Welcome to Thailand, a place booming with tourism. An exotic paradise that tourists from around the world flock to year-round. People, looking to escape the mundane and experience something they’ve never done before.  The main attraction? Riding the elephants.  Many Tourists, however, don’t realize the suffering these animals must endure to provide them with that “once in a lifetime” experience of riding on an elephant’s back.

On my recent visit the Chiang Mai Thailand, I discovered yet again how truly beautiful our world is.  Thailand is a beautiful place, full of amazing colors and wonderful people.  My visit included seeing my art teacher and refining my charcoal painting skills.  I brought my sister along for this journey and she enjoyed daily massages on the beach but more than that we were able to meet some majestic creatures that my friend Bobbi saved.  We visited an elephant sanctuary that saves these amazing animals.

The elephant is one of the most prehistoric creatures on the planet and the largest land animal alive today. There are 3 distinct types of elephants, the Loxodanta know as the African bush elephant, The L. Cyclotis - the African forest elephant and the Elephas maximus known as the Asian elephant. For many centuries, the elephant was celebrated as a God and worshiped by cultures around the world.  Particularly in Southeast Asia. The Asian elephant, the smallest of the elephant family weighing between 3000-6000kg used to have a very special bond with the people of this region. They were worshiped and revered fiercely. They roamed the land freely and lived alongside the people in harmony.  Slowly and sadly due to poverty and an effort to promote tourism, these living idols were dethroned and started being used cruelly for entertainment and extreme manual labor. And while many statues and artifacts still pay homage to these majestic creatures, in real life, the elephant has become a mere attraction in the growing tourism industry. The elephant is a very smart and intuitive creature. Joy, anger, grief, compassion, and love are all emotions that reside in these amazing animals. Scientists have found that elephants are capable of complex thought and deep feeling.  The emotional attachment that an elephant forms with family members may rival our own. They understand human body language and have empathy. Making it even more heart-wrenching that not only do they feel the physical pain of the daily torture they endure but also to know the emotional scars it leaves in these gentle giants.  Although they possess the strength and power to attack and defend themselves against the harsh treatment and abuse, they chose to remain docile and loving creatures.
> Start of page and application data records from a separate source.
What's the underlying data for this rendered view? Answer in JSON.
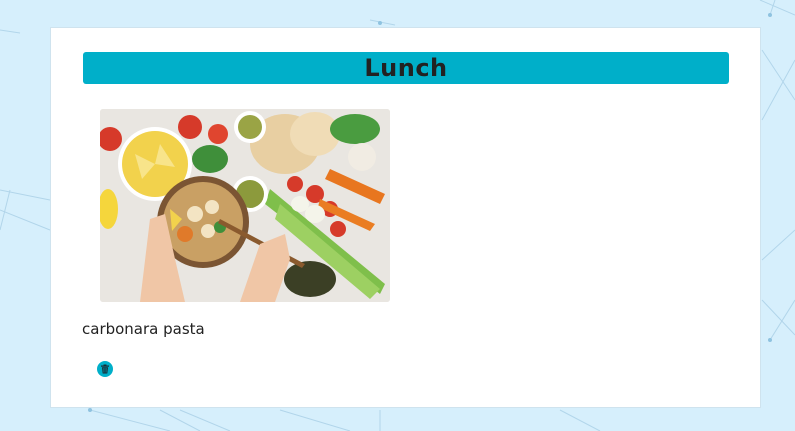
{
  "meal": {
    "title": "Lunch",
    "dish_name": "carbonara pasta",
    "image_alt": "bowl of vegetables with tofu surrounded by fresh produce"
  },
  "icons": {
    "delete": "trash-icon"
  },
  "colors": {
    "background": "#d6effc",
    "accent": "#00afc9",
    "card": "#ffffff",
    "text": "#222222"
  }
}
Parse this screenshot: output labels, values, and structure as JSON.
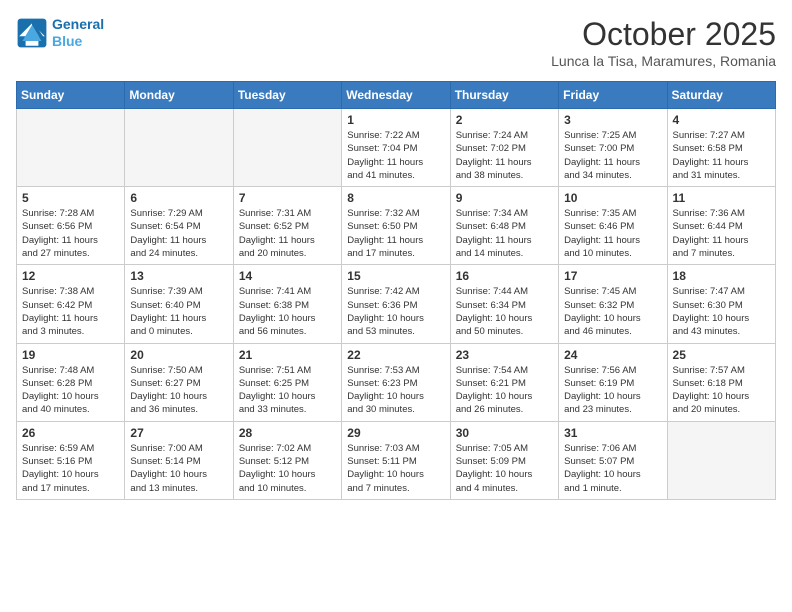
{
  "header": {
    "logo_line1": "General",
    "logo_line2": "Blue",
    "month": "October 2025",
    "location": "Lunca la Tisa, Maramures, Romania"
  },
  "weekdays": [
    "Sunday",
    "Monday",
    "Tuesday",
    "Wednesday",
    "Thursday",
    "Friday",
    "Saturday"
  ],
  "weeks": [
    [
      {
        "day": "",
        "info": ""
      },
      {
        "day": "",
        "info": ""
      },
      {
        "day": "",
        "info": ""
      },
      {
        "day": "1",
        "info": "Sunrise: 7:22 AM\nSunset: 7:04 PM\nDaylight: 11 hours\nand 41 minutes."
      },
      {
        "day": "2",
        "info": "Sunrise: 7:24 AM\nSunset: 7:02 PM\nDaylight: 11 hours\nand 38 minutes."
      },
      {
        "day": "3",
        "info": "Sunrise: 7:25 AM\nSunset: 7:00 PM\nDaylight: 11 hours\nand 34 minutes."
      },
      {
        "day": "4",
        "info": "Sunrise: 7:27 AM\nSunset: 6:58 PM\nDaylight: 11 hours\nand 31 minutes."
      }
    ],
    [
      {
        "day": "5",
        "info": "Sunrise: 7:28 AM\nSunset: 6:56 PM\nDaylight: 11 hours\nand 27 minutes."
      },
      {
        "day": "6",
        "info": "Sunrise: 7:29 AM\nSunset: 6:54 PM\nDaylight: 11 hours\nand 24 minutes."
      },
      {
        "day": "7",
        "info": "Sunrise: 7:31 AM\nSunset: 6:52 PM\nDaylight: 11 hours\nand 20 minutes."
      },
      {
        "day": "8",
        "info": "Sunrise: 7:32 AM\nSunset: 6:50 PM\nDaylight: 11 hours\nand 17 minutes."
      },
      {
        "day": "9",
        "info": "Sunrise: 7:34 AM\nSunset: 6:48 PM\nDaylight: 11 hours\nand 14 minutes."
      },
      {
        "day": "10",
        "info": "Sunrise: 7:35 AM\nSunset: 6:46 PM\nDaylight: 11 hours\nand 10 minutes."
      },
      {
        "day": "11",
        "info": "Sunrise: 7:36 AM\nSunset: 6:44 PM\nDaylight: 11 hours\nand 7 minutes."
      }
    ],
    [
      {
        "day": "12",
        "info": "Sunrise: 7:38 AM\nSunset: 6:42 PM\nDaylight: 11 hours\nand 3 minutes."
      },
      {
        "day": "13",
        "info": "Sunrise: 7:39 AM\nSunset: 6:40 PM\nDaylight: 11 hours\nand 0 minutes."
      },
      {
        "day": "14",
        "info": "Sunrise: 7:41 AM\nSunset: 6:38 PM\nDaylight: 10 hours\nand 56 minutes."
      },
      {
        "day": "15",
        "info": "Sunrise: 7:42 AM\nSunset: 6:36 PM\nDaylight: 10 hours\nand 53 minutes."
      },
      {
        "day": "16",
        "info": "Sunrise: 7:44 AM\nSunset: 6:34 PM\nDaylight: 10 hours\nand 50 minutes."
      },
      {
        "day": "17",
        "info": "Sunrise: 7:45 AM\nSunset: 6:32 PM\nDaylight: 10 hours\nand 46 minutes."
      },
      {
        "day": "18",
        "info": "Sunrise: 7:47 AM\nSunset: 6:30 PM\nDaylight: 10 hours\nand 43 minutes."
      }
    ],
    [
      {
        "day": "19",
        "info": "Sunrise: 7:48 AM\nSunset: 6:28 PM\nDaylight: 10 hours\nand 40 minutes."
      },
      {
        "day": "20",
        "info": "Sunrise: 7:50 AM\nSunset: 6:27 PM\nDaylight: 10 hours\nand 36 minutes."
      },
      {
        "day": "21",
        "info": "Sunrise: 7:51 AM\nSunset: 6:25 PM\nDaylight: 10 hours\nand 33 minutes."
      },
      {
        "day": "22",
        "info": "Sunrise: 7:53 AM\nSunset: 6:23 PM\nDaylight: 10 hours\nand 30 minutes."
      },
      {
        "day": "23",
        "info": "Sunrise: 7:54 AM\nSunset: 6:21 PM\nDaylight: 10 hours\nand 26 minutes."
      },
      {
        "day": "24",
        "info": "Sunrise: 7:56 AM\nSunset: 6:19 PM\nDaylight: 10 hours\nand 23 minutes."
      },
      {
        "day": "25",
        "info": "Sunrise: 7:57 AM\nSunset: 6:18 PM\nDaylight: 10 hours\nand 20 minutes."
      }
    ],
    [
      {
        "day": "26",
        "info": "Sunrise: 6:59 AM\nSunset: 5:16 PM\nDaylight: 10 hours\nand 17 minutes."
      },
      {
        "day": "27",
        "info": "Sunrise: 7:00 AM\nSunset: 5:14 PM\nDaylight: 10 hours\nand 13 minutes."
      },
      {
        "day": "28",
        "info": "Sunrise: 7:02 AM\nSunset: 5:12 PM\nDaylight: 10 hours\nand 10 minutes."
      },
      {
        "day": "29",
        "info": "Sunrise: 7:03 AM\nSunset: 5:11 PM\nDaylight: 10 hours\nand 7 minutes."
      },
      {
        "day": "30",
        "info": "Sunrise: 7:05 AM\nSunset: 5:09 PM\nDaylight: 10 hours\nand 4 minutes."
      },
      {
        "day": "31",
        "info": "Sunrise: 7:06 AM\nSunset: 5:07 PM\nDaylight: 10 hours\nand 1 minute."
      },
      {
        "day": "",
        "info": ""
      }
    ]
  ]
}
During my visit, we discovered how we can help save these beautiful animals from a life of torture.  For more information on how you can help save the elephants of Chiang Mai, email rafi@dominoeffect.com.